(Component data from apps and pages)
============

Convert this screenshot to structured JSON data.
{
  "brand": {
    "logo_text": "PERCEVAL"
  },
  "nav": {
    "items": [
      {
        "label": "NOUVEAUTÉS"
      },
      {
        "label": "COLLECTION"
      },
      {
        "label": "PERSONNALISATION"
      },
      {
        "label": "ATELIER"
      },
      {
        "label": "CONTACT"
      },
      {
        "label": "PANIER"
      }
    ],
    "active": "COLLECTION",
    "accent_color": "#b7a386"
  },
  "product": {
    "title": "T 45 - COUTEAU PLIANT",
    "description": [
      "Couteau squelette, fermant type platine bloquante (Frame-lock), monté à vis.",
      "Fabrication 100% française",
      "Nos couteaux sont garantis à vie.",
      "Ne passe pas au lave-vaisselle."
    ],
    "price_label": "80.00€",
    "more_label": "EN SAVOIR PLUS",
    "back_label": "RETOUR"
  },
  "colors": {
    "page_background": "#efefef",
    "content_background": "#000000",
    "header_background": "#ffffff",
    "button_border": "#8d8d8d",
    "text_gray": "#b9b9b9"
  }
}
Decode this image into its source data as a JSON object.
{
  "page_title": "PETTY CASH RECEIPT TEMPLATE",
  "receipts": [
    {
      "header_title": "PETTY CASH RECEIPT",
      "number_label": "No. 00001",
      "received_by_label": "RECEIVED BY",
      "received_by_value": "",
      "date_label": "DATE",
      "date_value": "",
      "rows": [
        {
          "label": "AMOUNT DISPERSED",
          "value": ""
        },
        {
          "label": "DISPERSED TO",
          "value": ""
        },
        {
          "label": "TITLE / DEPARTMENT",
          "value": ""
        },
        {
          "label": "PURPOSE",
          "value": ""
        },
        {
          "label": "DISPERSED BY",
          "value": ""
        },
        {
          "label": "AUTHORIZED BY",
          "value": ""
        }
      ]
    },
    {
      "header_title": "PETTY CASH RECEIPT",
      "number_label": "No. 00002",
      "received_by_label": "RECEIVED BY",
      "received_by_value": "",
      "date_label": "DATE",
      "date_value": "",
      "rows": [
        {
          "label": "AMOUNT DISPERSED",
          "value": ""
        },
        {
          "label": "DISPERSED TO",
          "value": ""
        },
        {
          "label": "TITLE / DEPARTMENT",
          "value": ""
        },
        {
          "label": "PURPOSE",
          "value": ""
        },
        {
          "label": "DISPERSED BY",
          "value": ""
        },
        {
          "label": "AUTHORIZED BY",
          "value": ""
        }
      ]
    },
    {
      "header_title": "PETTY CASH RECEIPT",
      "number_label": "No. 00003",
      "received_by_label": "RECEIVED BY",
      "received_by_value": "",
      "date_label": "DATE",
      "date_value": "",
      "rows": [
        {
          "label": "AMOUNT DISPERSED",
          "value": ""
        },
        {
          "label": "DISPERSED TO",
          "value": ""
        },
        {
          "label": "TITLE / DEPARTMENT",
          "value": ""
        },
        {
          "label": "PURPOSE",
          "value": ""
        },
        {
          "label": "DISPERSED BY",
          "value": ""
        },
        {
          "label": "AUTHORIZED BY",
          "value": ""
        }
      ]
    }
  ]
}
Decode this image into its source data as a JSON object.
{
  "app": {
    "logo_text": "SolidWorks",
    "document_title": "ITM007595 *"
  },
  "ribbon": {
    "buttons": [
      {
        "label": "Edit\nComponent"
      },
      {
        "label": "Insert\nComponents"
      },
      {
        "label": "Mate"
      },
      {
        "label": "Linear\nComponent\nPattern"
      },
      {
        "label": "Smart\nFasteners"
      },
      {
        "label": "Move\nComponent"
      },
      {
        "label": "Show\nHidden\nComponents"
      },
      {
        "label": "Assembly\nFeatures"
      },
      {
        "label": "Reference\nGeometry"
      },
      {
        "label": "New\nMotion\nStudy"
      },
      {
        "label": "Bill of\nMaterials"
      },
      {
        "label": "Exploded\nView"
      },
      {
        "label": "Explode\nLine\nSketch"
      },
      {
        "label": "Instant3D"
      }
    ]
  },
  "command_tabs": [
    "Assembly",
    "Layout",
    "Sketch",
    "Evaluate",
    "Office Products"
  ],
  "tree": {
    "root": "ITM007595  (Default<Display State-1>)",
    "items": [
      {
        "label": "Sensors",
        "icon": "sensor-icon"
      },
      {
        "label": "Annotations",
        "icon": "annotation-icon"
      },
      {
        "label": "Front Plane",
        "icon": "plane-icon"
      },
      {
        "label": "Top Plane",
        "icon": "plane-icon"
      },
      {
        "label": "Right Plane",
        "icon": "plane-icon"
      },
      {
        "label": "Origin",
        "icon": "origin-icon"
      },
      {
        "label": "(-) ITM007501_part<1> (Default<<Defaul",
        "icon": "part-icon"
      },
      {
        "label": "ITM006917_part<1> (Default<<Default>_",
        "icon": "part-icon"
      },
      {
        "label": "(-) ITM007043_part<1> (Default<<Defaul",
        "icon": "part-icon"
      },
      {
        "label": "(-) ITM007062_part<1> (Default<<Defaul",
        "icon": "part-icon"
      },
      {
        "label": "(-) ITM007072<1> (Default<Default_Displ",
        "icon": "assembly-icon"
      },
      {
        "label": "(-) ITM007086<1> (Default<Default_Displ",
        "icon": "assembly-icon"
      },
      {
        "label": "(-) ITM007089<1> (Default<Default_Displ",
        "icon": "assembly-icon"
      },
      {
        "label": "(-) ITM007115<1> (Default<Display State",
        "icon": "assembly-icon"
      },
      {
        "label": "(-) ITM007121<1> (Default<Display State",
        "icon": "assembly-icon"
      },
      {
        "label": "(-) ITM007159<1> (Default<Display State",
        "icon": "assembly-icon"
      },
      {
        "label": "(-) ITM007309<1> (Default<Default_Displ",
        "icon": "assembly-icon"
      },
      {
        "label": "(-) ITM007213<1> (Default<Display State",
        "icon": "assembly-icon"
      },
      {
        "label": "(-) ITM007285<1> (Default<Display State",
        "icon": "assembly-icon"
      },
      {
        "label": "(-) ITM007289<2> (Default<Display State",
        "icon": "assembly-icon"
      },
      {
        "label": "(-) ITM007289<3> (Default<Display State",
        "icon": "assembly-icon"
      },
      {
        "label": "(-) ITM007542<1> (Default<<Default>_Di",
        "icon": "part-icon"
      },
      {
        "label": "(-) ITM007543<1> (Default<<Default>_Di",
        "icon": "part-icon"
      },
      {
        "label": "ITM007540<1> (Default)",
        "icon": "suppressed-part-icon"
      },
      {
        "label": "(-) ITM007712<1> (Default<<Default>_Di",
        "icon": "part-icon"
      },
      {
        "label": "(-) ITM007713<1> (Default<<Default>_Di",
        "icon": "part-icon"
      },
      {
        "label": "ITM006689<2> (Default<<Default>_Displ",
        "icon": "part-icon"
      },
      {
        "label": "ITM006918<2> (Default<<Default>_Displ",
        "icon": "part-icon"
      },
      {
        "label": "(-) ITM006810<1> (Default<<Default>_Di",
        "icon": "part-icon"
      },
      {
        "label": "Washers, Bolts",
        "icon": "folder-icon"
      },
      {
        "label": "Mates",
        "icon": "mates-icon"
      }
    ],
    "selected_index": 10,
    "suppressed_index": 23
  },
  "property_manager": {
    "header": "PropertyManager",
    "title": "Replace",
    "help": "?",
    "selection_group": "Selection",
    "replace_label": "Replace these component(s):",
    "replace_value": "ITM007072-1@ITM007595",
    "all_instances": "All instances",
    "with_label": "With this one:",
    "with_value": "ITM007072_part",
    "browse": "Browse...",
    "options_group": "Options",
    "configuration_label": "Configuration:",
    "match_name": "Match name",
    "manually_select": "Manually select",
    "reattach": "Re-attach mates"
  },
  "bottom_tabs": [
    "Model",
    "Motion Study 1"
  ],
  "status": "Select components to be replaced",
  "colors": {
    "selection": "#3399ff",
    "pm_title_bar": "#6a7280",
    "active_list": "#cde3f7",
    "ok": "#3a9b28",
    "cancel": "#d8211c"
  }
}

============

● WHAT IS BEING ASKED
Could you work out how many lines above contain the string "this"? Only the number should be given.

● TASK OUTPUT
4